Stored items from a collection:
============

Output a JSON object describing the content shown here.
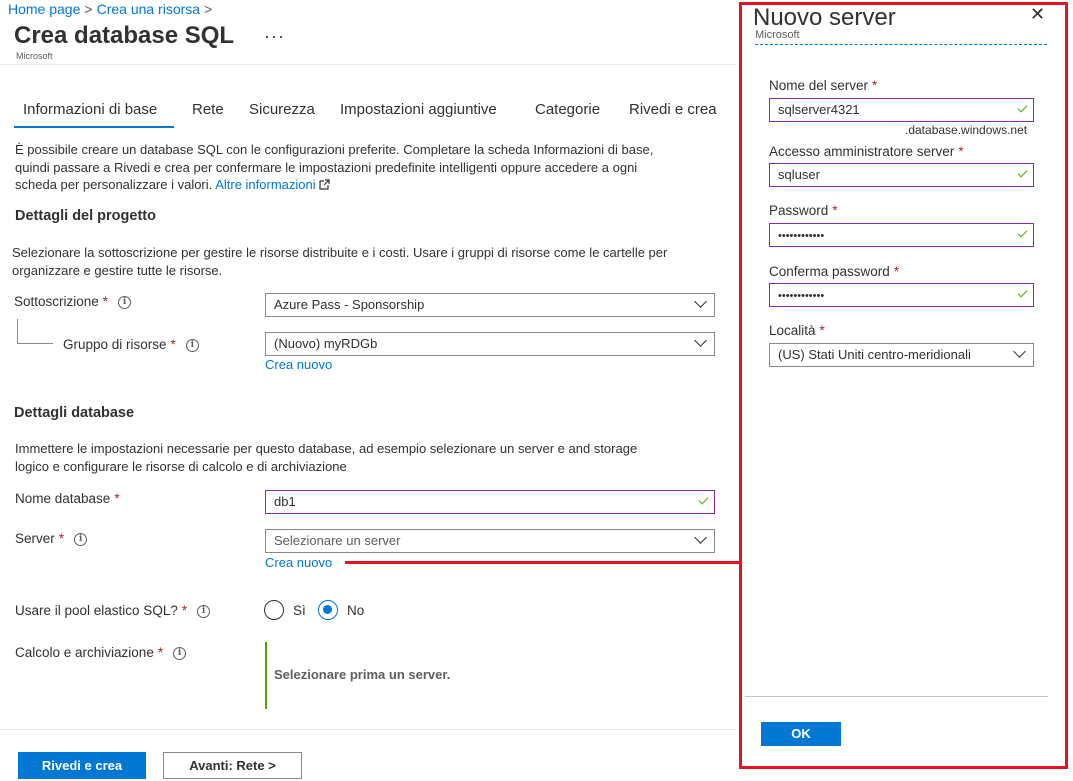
{
  "breadcrumb": {
    "home": "Home page",
    "sep": ">",
    "create": "Crea una risorsa",
    "trail_sep": ">"
  },
  "page": {
    "title": "Crea database SQL",
    "more": "···",
    "subtitle": "Microsoft"
  },
  "tabs": [
    "Informazioni di base",
    "Rete",
    "Sicurezza",
    "Impostazioni aggiuntive",
    "Categorie",
    "Rivedi e crea"
  ],
  "intro": {
    "line1": "È possibile creare un database SQL con le configurazioni preferite. Completare la scheda Informazioni di base,",
    "line2": "quindi  passare a Rivedi e crea per confermare le impostazioni predefinite intelligenti oppure accedere a ogni",
    "line3": "scheda per personalizzare i valori.",
    "link": "Altre informazioni",
    "link_icon": "external-link-icon"
  },
  "project": {
    "title": "Dettagli del progetto",
    "desc1": "Selezionare la sottoscrizione per gestire le risorse distribuite e i costi. Usare i gruppi di risorse come le cartelle per",
    "desc2": "organizzare e gestire tutte le risorse.",
    "subscription_label": "Sottoscrizione",
    "subscription_value": "Azure Pass - Sponsorship",
    "rg_label": "Gruppo di risorse",
    "rg_value": "(Nuovo) myRDGb",
    "rg_create": "Crea nuovo"
  },
  "database": {
    "title": "Dettagli database",
    "desc1": "Immettere le impostazioni necessarie per questo database, ad esempio selezionare un server e and storage",
    "desc2": "logico e configurare le risorse di calcolo e di archiviazione",
    "name_label": "Nome database",
    "name_value": "db1",
    "server_label": "Server",
    "server_placeholder": "Selezionare un server",
    "server_create": "Crea nuovo",
    "pool_label": "Usare il pool elastico SQL?",
    "pool_yes": "Sì",
    "pool_no": "No",
    "pool_selected": "No",
    "compute_label": "Calcolo e archiviazione",
    "compute_msg": "Selezionare prima un server."
  },
  "required_mark": "*",
  "info_glyph": "i",
  "footer": {
    "review": "Rivedi e crea",
    "next": "Avanti: Rete >"
  },
  "panel": {
    "title": "Nuovo server",
    "subtitle": "Microsoft",
    "close": "✕",
    "server_name_label": "Nome del server",
    "server_name_value": "sqlserver4321",
    "server_suffix": ".database.windows.net",
    "admin_label": "Accesso amministratore server",
    "admin_value": "sqluser",
    "password_label": "Password",
    "password_value": "••••••••••••",
    "confirm_label": "Conferma password",
    "confirm_value": "••••••••••••",
    "location_label": "Località",
    "location_value": "(US) Stati Uniti centro-meridionali",
    "ok": "OK"
  },
  "colors": {
    "accent": "#0078d4",
    "highlight": "#e81123",
    "valid": "#57a300",
    "focus_border": "#8a2aa8"
  }
}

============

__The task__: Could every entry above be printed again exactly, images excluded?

__Output for this exercise__:
Output a JSON object describing the content shown here.
{
  "breadcrumb": {
    "home": "Home page",
    "sep": ">",
    "create": "Crea una risorsa",
    "trail_sep": ">"
  },
  "page": {
    "title": "Crea database SQL",
    "more": "···",
    "subtitle": "Microsoft"
  },
  "tabs": [
    "Informazioni di base",
    "Rete",
    "Sicurezza",
    "Impostazioni aggiuntive",
    "Categorie",
    "Rivedi e crea"
  ],
  "intro": {
    "line1": "È possibile creare un database SQL con le configurazioni preferite. Completare la scheda Informazioni di base,",
    "line2": "quindi  passare a Rivedi e crea per confermare le impostazioni predefinite intelligenti oppure accedere a ogni",
    "line3": "scheda per personalizzare i valori.",
    "link": "Altre informazioni",
    "link_icon": "external-link-icon"
  },
  "project": {
    "title": "Dettagli del progetto",
    "desc1": "Selezionare la sottoscrizione per gestire le risorse distribuite e i costi. Usare i gruppi di risorse come le cartelle per",
    "desc2": "organizzare e gestire tutte le risorse.",
    "subscription_label": "Sottoscrizione",
    "subscription_value": "Azure Pass - Sponsorship",
    "rg_label": "Gruppo di risorse",
    "rg_value": "(Nuovo) myRDGb",
    "rg_create": "Crea nuovo"
  },
  "database": {
    "title": "Dettagli database",
    "desc1": "Immettere le impostazioni necessarie per questo database, ad esempio selezionare un server e and storage",
    "desc2": "logico e configurare le risorse di calcolo e di archiviazione",
    "name_label": "Nome database",
    "name_value": "db1",
    "server_label": "Server",
    "server_placeholder": "Selezionare un server",
    "server_create": "Crea nuovo",
    "pool_label": "Usare il pool elastico SQL?",
    "pool_yes": "Sì",
    "pool_no": "No",
    "pool_selected": "No",
    "compute_label": "Calcolo e archiviazione",
    "compute_msg": "Selezionare prima un server."
  },
  "required_mark": "*",
  "info_glyph": "i",
  "footer": {
    "review": "Rivedi e crea",
    "next": "Avanti: Rete >"
  },
  "panel": {
    "title": "Nuovo server",
    "subtitle": "Microsoft",
    "close": "✕",
    "server_name_label": "Nome del server",
    "server_name_value": "sqlserver4321",
    "server_suffix": ".database.windows.net",
    "admin_label": "Accesso amministratore server",
    "admin_value": "sqluser",
    "password_label": "Password",
    "password_value": "••••••••••••",
    "confirm_label": "Conferma password",
    "confirm_value": "••••••••••••",
    "location_label": "Località",
    "location_value": "(US) Stati Uniti centro-meridionali",
    "ok": "OK"
  },
  "colors": {
    "accent": "#0078d4",
    "highlight": "#e81123",
    "valid": "#57a300",
    "focus_border": "#8a2aa8"
  }
}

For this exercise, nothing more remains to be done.